The third element indicates who must ask for, receive, or agree to receive the bribe. The bribery crimes discussed under the heading "Offering, Giving, or Promising" can be committed by any person as long as that person offers, gives, or promises a bribe to certain persons statutorily protected from improper attempts to influence them. In contrast, the bribery crimes discussed under the heading "Asking for, Agreeing to Receive, or Receiving" can be committed only by certain governmental officials, governmental employees, and persons connected with athletic contests. It should be pointed out, however, that a person who aids or abets or conspires with a governmental official or other person listed in the third element can be convicted of bribery under these statutes. Aiders and abettors and conspirators are considered principals in Oklahoma although by themselves they could not have committed the crime. Wilkins v. State, 70 Okl. Cr. 1, 104 P.2d 289 (1940); Capshaw v. State, 69 Okl. Cr. 440, 104 P.2d 282 (1940). Moreover, a person who holds public office de facto can be convicted of bribery under these sections, even though as a matter of law that person was not authorized to hold the office. Ex parte Winters, 10 Okl. Cr. 592, 140 P. 164 (1914).
Section 382 is a general bribery statute. Passage of section 382 may have impliedly repealed section 266. Pettiti v. State, 7 Okl. Cr. 12, 121 P. 278 (1912). But see Ex parte Winters, supra (habeas corpus relief from conviction under section 266 denied). The Court of Criminal Appeals has also held that, if sections overlap, the prosecutor has discretion to bring the charge under either section. Wilkins, supra.

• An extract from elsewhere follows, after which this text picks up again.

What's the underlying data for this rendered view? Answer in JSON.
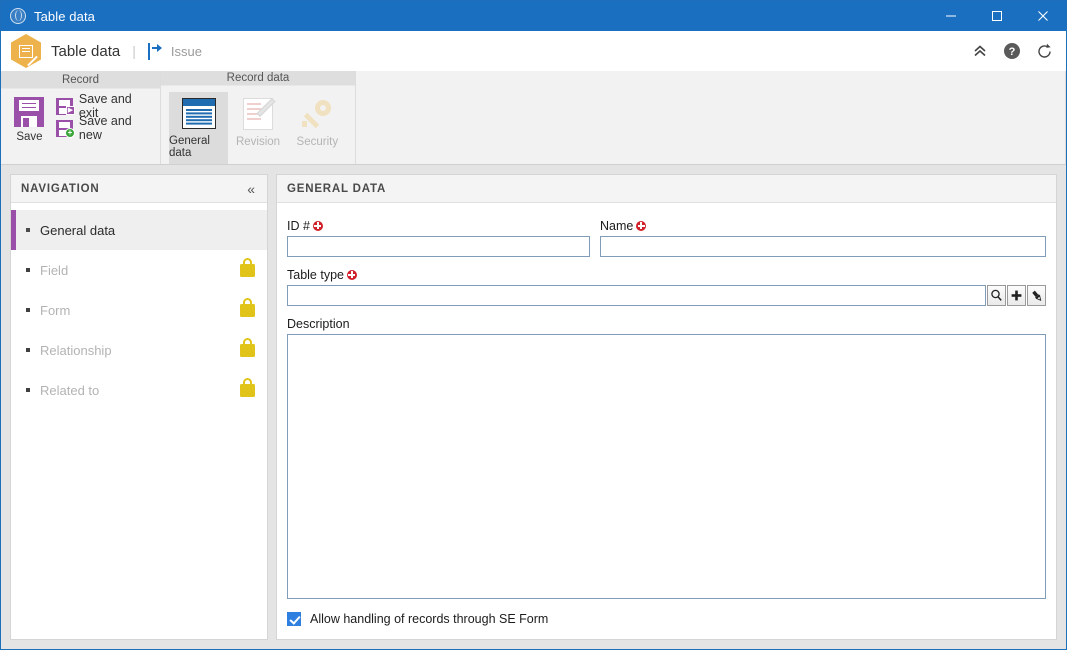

The bribery crimes of section 266, 309, 318 (second part), 382, 384, and 400 should be distinguished from the crime of petit extortion under 21 O.S. 1991, §§ 1481 and 1484. Petit extortion is extortion under color of official right. Petit extortion is apparently committed when the person from whom the property is obtained believes that the person requesting the property is making a lawful request. By contrast, if the person from whom the property is sought believes that it is being requested unlawfully, then the crime of bribery is the appropriate charge. Finley v. State, 84 Okl. Cr. 309, 181 P.2d 849 (1947).
The fourth element sets forth the mens rea requirement of these bribery crimes. The language in the several sections varies, but the Commission has concluded that the intent to permit influence most accurately and simply states the required mens rea. Since the crimes created by section 266, 309, 318 (second part), 382, 384, and 400 are the obverse of the bribery crimes discussed under the previous heading, the Commission has patterned the fourth element after the mens rea requirement, the fifth element of the previous crimes. The fourth element has been tailored to the specific statute, however, to indicate the kinds of activities which are subject to influence.
As a final comment, it should be pointed out that only one instruction was drafted for sections 309 and 318 (second part). This was done because, in the opinion of the Commission, the two statutes have identical elements. No appellate case has involved either section.